Radio: Barclay’s estimates radio ad revenue to decrease 15.1% overall in 2009, below their prior estimate of a 13.0% decline, and expect down 4.0% in 2010.
Yellow Pages: They have maintained expectations for 2009 at down 13.0%, and expect down 9.0% in 2010.
Newspapers: They’re maintaining their 2009 and 2010 newspaper advertising revenue forecast of down 21.0% and down 10.0%, respectively, vs. estimates in their recent February Newspaper Fact Book. Their 2009 estimate was down 17.0% and down 7.5% as of their U.S. ad forecast report in December. Specifically, in 2009, they estimate retail down 13.9%, national down 20.0%, and classified down 34.9% (help wanted down 52.5%, auto down 45.0%, and real estate down 35.7%). In 2010, they estimate retail down 7.5%, national down 8.5%, and classified down 17.5% (help wanted down 17.5%, auto down 17.5%, and real estate down 17.5%).
Outdoor: they are lowering estimates for 2009 and 2010 Outdoor advertising to decline 14.0% and remain flat, respectively. Previously, they predicted a decrease of 6.0% in 2009.
Direct Mail: Given mounting cyclical pressures, they are expecting direct mail to decline 10.0% in 2009 (vs. their prior down 8.5% estimate) and remain flat in 2010.
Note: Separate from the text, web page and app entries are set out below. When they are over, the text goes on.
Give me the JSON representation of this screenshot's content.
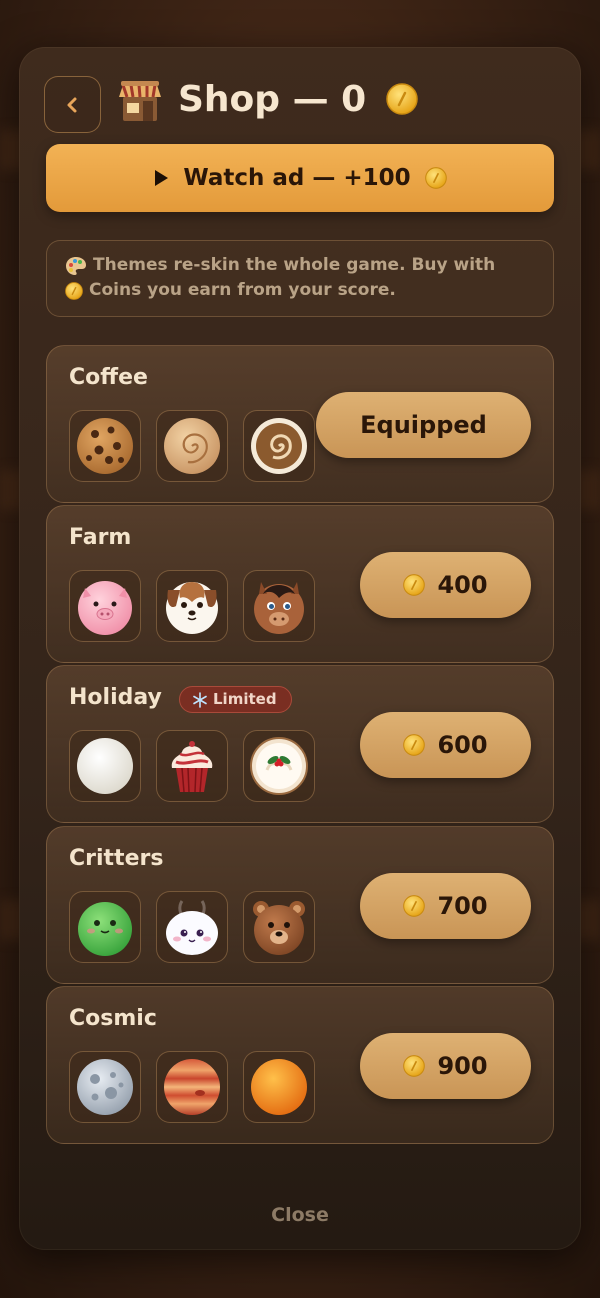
{
  "header": {
    "title": "Shop — 0",
    "back_icon": "chevron-left-icon",
    "shop_icon": "shop-stall-icon",
    "coin_icon": "coin-icon"
  },
  "watch_ad": {
    "label": "Watch ad — +100",
    "icon": "play-icon"
  },
  "info": {
    "line1": "Themes re-skin the whole game. Buy with",
    "line2": "Coins you earn from your score.",
    "palette_icon": "palette-icon"
  },
  "themes": [
    {
      "name": "Coffee",
      "action": "Equipped",
      "state": "equipped",
      "items": [
        "cookie-icon",
        "swirl-cream-icon",
        "latte-art-icon"
      ]
    },
    {
      "name": "Farm",
      "action": "400",
      "state": "buy",
      "items": [
        "pig-icon",
        "dog-icon",
        "horse-icon"
      ]
    },
    {
      "name": "Holiday",
      "badge": "Limited",
      "action": "600",
      "state": "buy",
      "items": [
        "snowball-icon",
        "cupcake-icon",
        "holly-cake-icon"
      ]
    },
    {
      "name": "Critters",
      "action": "700",
      "state": "buy",
      "items": [
        "frog-icon",
        "ghost-bunny-icon",
        "bear-icon"
      ]
    },
    {
      "name": "Cosmic",
      "action": "900",
      "state": "buy",
      "items": [
        "moon-icon",
        "jupiter-icon",
        "sun-icon"
      ]
    }
  ],
  "footer": {
    "close_label": "Close"
  },
  "colors": {
    "accent": "#e39a3a",
    "button": "#d4a263",
    "text_light": "#f4e4cc",
    "badge_bg": "#7a2e22"
  }
}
Magazines: Advertising revenue should decrease 20.0% in 2009 (vs. their prior down 15.0% estimate) and decline a further 10.0% in 2010.